Three days, eight species of fish, multiple shark attacks and one (perhaps) world angling record. How a Canadian got his fishing groove back
On my third and final day in Key West, I head out on a beautifully rigged 31-foot Mako belonging to Columbia Sportswear pro staffer George Poveromo (above). A Florida legend and host of the nationally televised George Poveromo’s World of Saltwater Fishing, he’s taking us for mutton snappers at a reef area known as the Dry Rocks.
Under grey skies, we anchor in 80 feet, and set out bottom rigs consisting of a three-way swivel with a 15-foot leader and a 7/0 circle hook baited with a six-inch long live pinfish, and a heavy weight. Averaging 15 pounds, mutton snappers are big and strong, so we’re using rods as thick as broomsticks. We immediately have a few takes, but can’t convert.
Meanwhile, Poveromo also tethers a frozen block of chum to the stern, where the eight-knot current creates a chum line. He gives me a medium-weight outfit and shows me how to “flatline.” Using a 1/0 circle hook, a credit card-sized slice of dead bait and no weight, I just open the bail on the spinning reel and let line out in a controlled drift through the chum slick. With about 100 feet of line out, I feel a small bump, start reeling, and the circle hook does its work. It’s a 20-inch yellowtail snapper—trophy size for this species—and a nice fight on the light gear. I decide I like flatlining.

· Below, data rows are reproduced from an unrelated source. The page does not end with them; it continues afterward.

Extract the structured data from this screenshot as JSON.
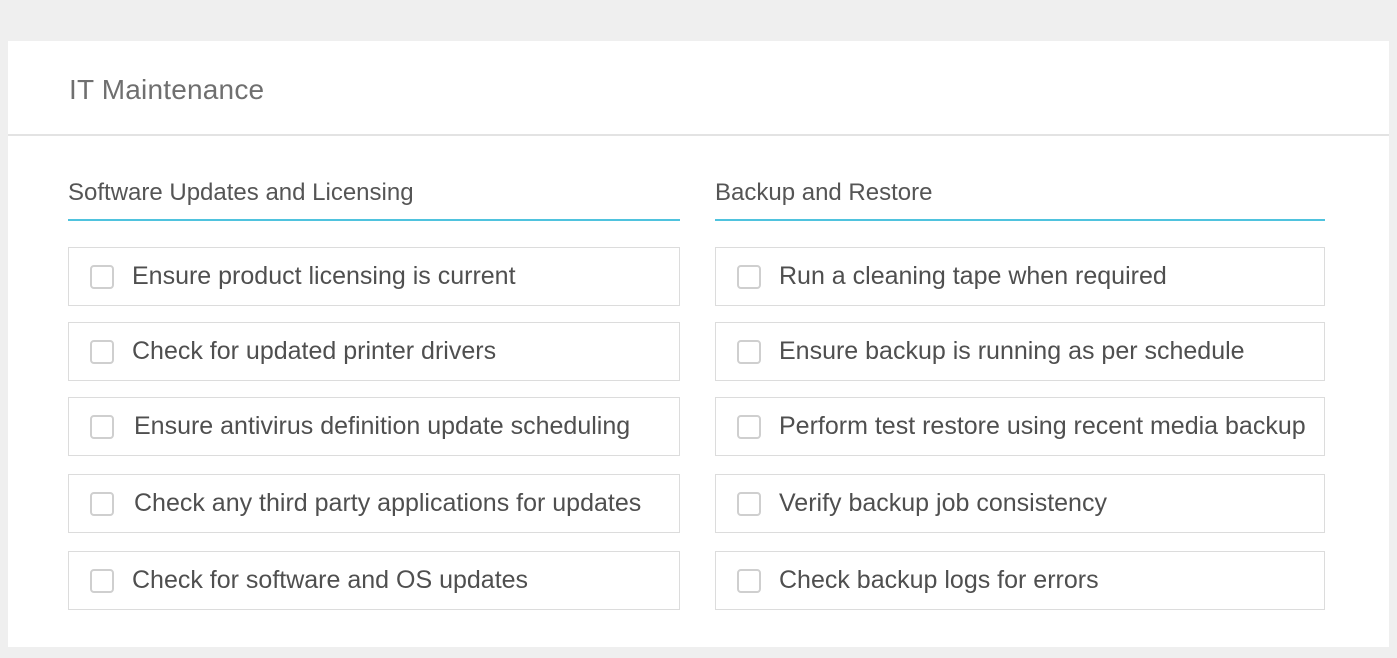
{
  "card": {
    "title": "IT Maintenance"
  },
  "sections": [
    {
      "heading": "Software Updates and Licensing",
      "items": [
        {
          "label": "Ensure product licensing is current",
          "checked": false
        },
        {
          "label": "Check for updated printer drivers",
          "checked": false
        },
        {
          "label": "Ensure antivirus definition update scheduling",
          "checked": false
        },
        {
          "label": "Check any third party applications for updates",
          "checked": false
        },
        {
          "label": "Check for software and OS updates",
          "checked": false
        }
      ]
    },
    {
      "heading": "Backup and Restore",
      "items": [
        {
          "label": "Run a cleaning tape when required",
          "checked": false
        },
        {
          "label": "Ensure backup is running as per schedule",
          "checked": false
        },
        {
          "label": "Perform test restore using recent media backup",
          "checked": false
        },
        {
          "label": "Verify backup job consistency",
          "checked": false
        },
        {
          "label": "Check backup logs for errors",
          "checked": false
        }
      ]
    }
  ],
  "colors": {
    "accent_underline": "#4fc3de",
    "checkbox_border": "#cfcfcf",
    "item_border": "#dcdcdc"
  },
  "icons": {
    "checkbox": "checkbox-unchecked-icon"
  }
}
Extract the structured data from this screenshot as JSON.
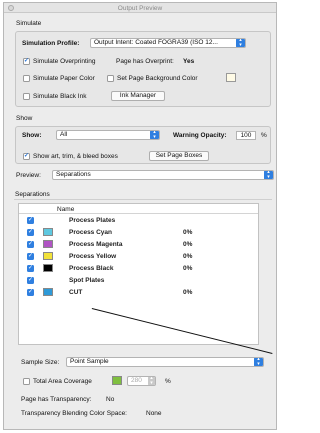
{
  "window": {
    "title": "Output Preview"
  },
  "simulate": {
    "heading": "Simulate",
    "profile_label": "Simulation Profile:",
    "profile_value": "Output Intent: Coated FOGRA39 (ISO 12...",
    "overprinting_label": "Simulate Overprinting",
    "overprinting_checked": true,
    "page_overprint_label": "Page has Overprint:",
    "page_overprint_value": "Yes",
    "paper_color_label": "Simulate Paper Color",
    "bg_color_label": "Set Page Background Color",
    "black_ink_label": "Simulate Black Ink",
    "ink_manager_label": "Ink Manager"
  },
  "show": {
    "heading": "Show",
    "show_label": "Show:",
    "show_value": "All",
    "warning_label": "Warning Opacity:",
    "warning_value": "100",
    "warning_unit": "%",
    "boxes_label": "Show art, trim, & bleed boxes",
    "boxes_checked": true,
    "set_boxes_label": "Set Page Boxes"
  },
  "preview": {
    "label": "Preview:",
    "value": "Separations"
  },
  "separations": {
    "heading": "Separations",
    "column_name": "Name",
    "rows": [
      {
        "name": "Process Plates",
        "pct": "",
        "color": "",
        "checked": true
      },
      {
        "name": "Process Cyan",
        "pct": "0%",
        "color": "#5ec8e0",
        "checked": true
      },
      {
        "name": "Process Magenta",
        "pct": "0%",
        "color": "#b054c4",
        "checked": true
      },
      {
        "name": "Process Yellow",
        "pct": "0%",
        "color": "#f2e23a",
        "checked": true
      },
      {
        "name": "Process Black",
        "pct": "0%",
        "color": "#000000",
        "checked": true
      },
      {
        "name": "Spot Plates",
        "pct": "",
        "color": "",
        "checked": true
      },
      {
        "name": "CUT",
        "pct": "0%",
        "color": "#2e9ad8",
        "checked": true
      }
    ]
  },
  "sample": {
    "label": "Sample Size:",
    "value": "Point Sample"
  },
  "coverage": {
    "label": "Total Area Coverage",
    "value": "280",
    "unit": "%",
    "swatch_color": "#7fbf3f"
  },
  "transparency": {
    "has_label": "Page has Transparency:",
    "has_value": "No",
    "blend_label": "Transparency Blending Color Space:",
    "blend_value": "None"
  }
}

More excitement ensues when Poveromo spots a nice dorado cruising near the boat. He grabs a spare mutton rod, tosses the bait right on the fish’s snout, and it takes. George passes the rod to Tonkin, and after a short, frantic, battle she gets it to the side of the boat where Poveromo gaffs it beautifully, like a viper striking a mouse.